Exercise aim
Please report how many lines in the data below contain "false". Nothing besides the number should be written.

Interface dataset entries
┄┄┄┄┄┄┄┄┄┄┄┄┄┄┄┄┄┄┄┄
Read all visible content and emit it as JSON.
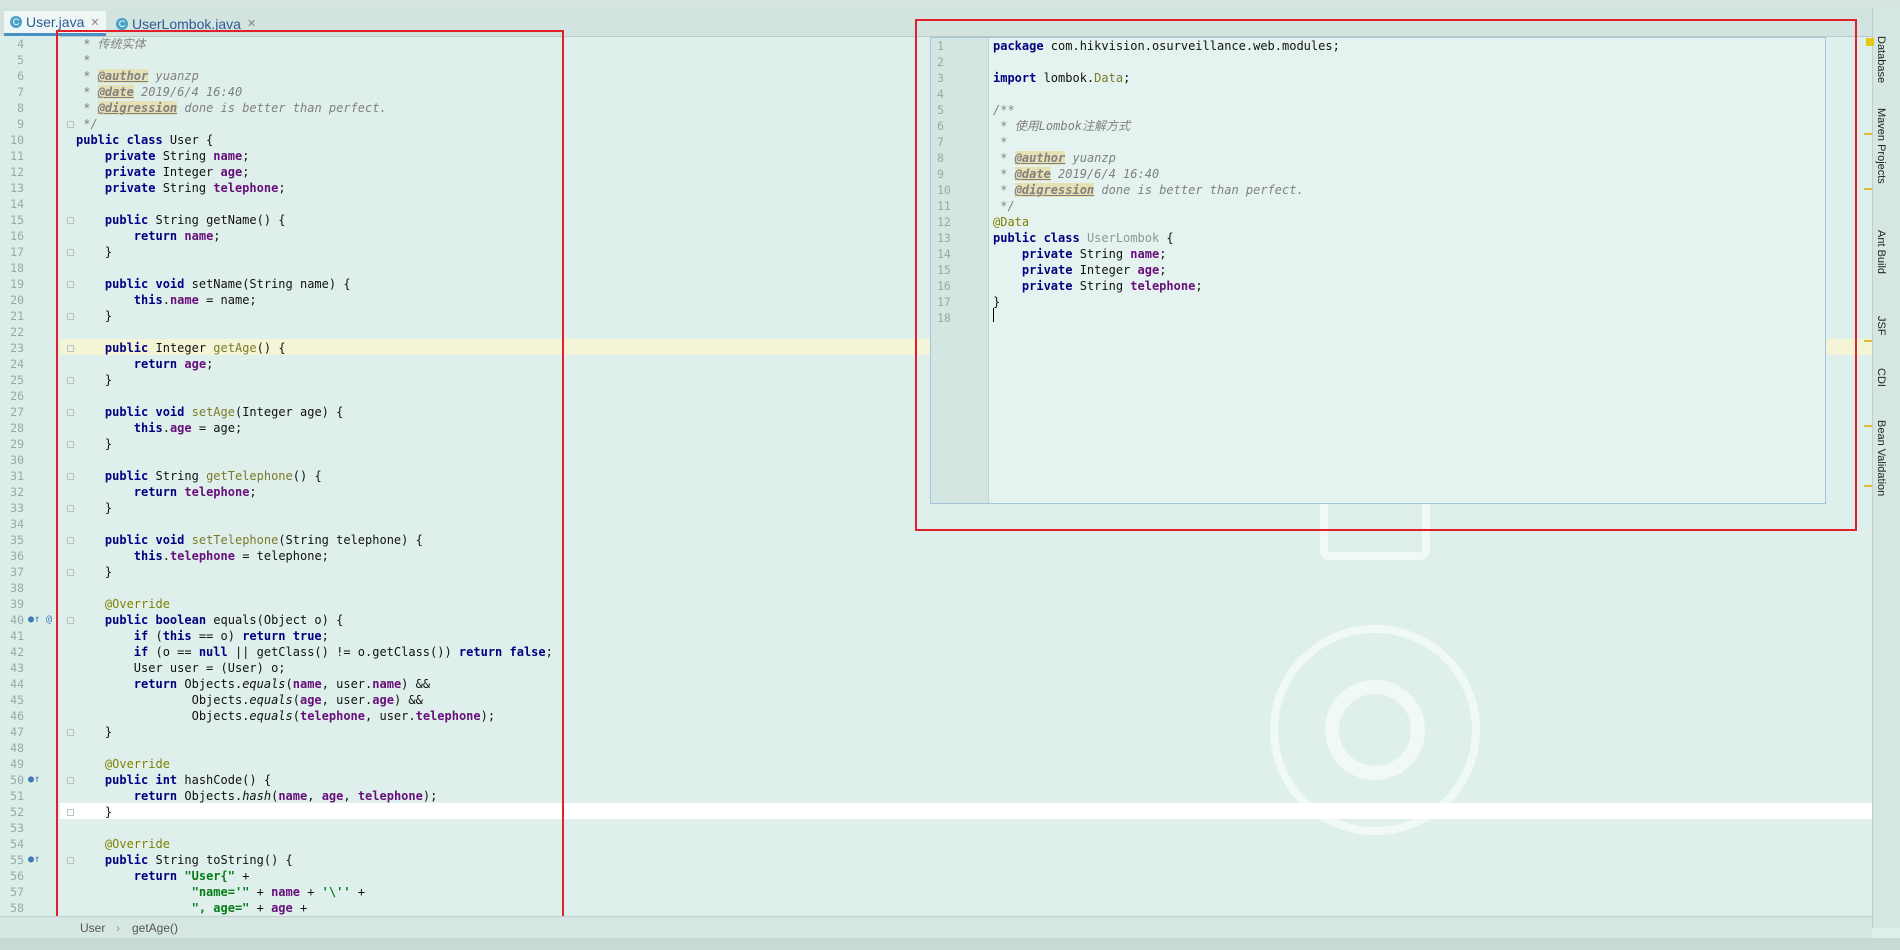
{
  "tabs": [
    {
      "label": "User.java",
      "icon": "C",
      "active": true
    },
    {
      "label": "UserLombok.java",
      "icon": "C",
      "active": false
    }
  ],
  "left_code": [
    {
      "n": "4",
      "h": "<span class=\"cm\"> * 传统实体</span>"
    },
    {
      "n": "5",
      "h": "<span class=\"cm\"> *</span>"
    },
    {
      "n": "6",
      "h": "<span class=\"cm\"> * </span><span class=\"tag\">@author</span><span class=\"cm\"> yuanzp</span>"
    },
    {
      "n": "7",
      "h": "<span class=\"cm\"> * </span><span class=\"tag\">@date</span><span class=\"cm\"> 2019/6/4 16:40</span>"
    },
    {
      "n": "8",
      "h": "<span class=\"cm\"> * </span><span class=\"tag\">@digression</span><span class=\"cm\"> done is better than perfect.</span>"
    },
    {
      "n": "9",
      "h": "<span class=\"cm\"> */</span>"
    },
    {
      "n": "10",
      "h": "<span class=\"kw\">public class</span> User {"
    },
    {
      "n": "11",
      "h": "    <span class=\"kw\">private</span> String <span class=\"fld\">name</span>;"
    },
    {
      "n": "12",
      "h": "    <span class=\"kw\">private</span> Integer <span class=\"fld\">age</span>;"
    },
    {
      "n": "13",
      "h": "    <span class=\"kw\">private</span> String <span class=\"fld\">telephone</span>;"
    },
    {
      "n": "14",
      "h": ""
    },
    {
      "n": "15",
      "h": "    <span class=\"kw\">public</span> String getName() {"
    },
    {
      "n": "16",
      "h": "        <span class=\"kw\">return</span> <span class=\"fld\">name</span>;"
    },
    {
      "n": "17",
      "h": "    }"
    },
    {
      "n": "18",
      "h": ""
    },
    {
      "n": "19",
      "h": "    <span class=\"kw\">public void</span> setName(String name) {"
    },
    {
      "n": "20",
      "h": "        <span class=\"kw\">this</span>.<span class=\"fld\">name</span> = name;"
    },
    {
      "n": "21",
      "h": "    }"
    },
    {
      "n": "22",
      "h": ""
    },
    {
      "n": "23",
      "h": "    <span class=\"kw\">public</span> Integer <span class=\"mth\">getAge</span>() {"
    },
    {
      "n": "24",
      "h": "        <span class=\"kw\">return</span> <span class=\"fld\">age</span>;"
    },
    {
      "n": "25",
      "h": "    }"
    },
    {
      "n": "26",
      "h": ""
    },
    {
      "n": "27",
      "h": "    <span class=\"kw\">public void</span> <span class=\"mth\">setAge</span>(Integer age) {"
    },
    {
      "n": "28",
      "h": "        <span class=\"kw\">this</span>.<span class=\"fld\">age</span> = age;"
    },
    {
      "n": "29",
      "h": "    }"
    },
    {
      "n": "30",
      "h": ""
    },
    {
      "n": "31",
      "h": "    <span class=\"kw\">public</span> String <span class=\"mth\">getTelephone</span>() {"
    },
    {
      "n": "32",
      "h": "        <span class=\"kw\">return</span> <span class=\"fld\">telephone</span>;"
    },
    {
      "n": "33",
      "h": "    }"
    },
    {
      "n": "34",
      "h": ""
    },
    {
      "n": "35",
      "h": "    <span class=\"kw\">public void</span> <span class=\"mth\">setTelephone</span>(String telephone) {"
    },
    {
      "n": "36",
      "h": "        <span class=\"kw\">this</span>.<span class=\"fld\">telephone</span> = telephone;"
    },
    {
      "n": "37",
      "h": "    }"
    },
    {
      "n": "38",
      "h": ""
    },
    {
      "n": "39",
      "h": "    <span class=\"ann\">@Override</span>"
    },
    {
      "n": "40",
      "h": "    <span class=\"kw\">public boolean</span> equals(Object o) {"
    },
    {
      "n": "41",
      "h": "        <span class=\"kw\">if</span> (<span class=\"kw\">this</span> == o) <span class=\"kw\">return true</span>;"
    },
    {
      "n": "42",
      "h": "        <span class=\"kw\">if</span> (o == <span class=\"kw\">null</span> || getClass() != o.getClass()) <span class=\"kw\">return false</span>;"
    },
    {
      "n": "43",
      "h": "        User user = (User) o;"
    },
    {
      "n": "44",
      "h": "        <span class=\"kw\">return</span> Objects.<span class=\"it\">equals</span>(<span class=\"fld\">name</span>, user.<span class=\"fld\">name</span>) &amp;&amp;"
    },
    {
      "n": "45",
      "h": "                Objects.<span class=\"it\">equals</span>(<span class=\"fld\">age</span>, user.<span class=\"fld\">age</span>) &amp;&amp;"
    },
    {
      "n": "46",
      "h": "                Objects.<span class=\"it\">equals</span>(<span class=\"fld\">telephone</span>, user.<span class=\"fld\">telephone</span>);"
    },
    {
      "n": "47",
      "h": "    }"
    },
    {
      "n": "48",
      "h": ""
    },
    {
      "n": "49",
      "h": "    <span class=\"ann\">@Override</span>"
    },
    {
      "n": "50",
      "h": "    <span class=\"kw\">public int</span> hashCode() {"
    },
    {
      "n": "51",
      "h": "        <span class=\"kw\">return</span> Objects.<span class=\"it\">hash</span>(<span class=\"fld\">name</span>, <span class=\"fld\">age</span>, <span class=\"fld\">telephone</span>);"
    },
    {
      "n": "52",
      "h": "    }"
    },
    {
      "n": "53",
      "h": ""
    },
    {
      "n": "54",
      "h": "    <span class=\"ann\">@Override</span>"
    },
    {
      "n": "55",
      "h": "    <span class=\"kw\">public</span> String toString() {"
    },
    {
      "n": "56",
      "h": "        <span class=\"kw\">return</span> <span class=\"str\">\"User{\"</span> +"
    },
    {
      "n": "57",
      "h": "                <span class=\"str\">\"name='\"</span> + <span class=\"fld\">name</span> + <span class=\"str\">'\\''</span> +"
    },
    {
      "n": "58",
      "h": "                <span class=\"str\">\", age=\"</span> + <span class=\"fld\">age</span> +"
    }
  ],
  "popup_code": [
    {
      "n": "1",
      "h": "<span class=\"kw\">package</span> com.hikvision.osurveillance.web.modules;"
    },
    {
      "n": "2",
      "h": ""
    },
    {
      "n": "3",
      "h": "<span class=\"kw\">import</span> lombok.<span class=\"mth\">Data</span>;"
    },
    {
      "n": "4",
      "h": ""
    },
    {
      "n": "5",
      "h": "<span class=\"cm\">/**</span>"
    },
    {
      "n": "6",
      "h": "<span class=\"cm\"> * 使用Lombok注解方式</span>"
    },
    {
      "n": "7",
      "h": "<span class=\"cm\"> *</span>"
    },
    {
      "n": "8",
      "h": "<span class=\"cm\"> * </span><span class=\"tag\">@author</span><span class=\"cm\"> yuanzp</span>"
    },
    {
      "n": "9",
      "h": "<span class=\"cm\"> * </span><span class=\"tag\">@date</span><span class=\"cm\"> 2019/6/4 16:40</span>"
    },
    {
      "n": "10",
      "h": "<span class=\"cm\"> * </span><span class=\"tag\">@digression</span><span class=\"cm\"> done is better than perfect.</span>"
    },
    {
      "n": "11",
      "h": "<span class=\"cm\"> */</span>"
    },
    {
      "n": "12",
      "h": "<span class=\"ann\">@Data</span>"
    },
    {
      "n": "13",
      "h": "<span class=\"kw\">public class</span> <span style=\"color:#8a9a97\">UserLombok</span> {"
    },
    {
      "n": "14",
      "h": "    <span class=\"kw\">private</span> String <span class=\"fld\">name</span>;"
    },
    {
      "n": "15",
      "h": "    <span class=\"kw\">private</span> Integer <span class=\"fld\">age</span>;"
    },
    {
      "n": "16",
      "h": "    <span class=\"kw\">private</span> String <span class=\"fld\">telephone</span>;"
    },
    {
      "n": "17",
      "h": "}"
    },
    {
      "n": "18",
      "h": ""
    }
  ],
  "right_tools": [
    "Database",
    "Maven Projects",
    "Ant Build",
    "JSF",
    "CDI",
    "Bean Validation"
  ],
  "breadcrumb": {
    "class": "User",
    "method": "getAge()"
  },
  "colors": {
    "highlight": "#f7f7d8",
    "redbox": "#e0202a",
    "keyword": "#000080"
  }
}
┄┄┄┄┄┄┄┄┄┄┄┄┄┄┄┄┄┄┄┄
Worked solution
2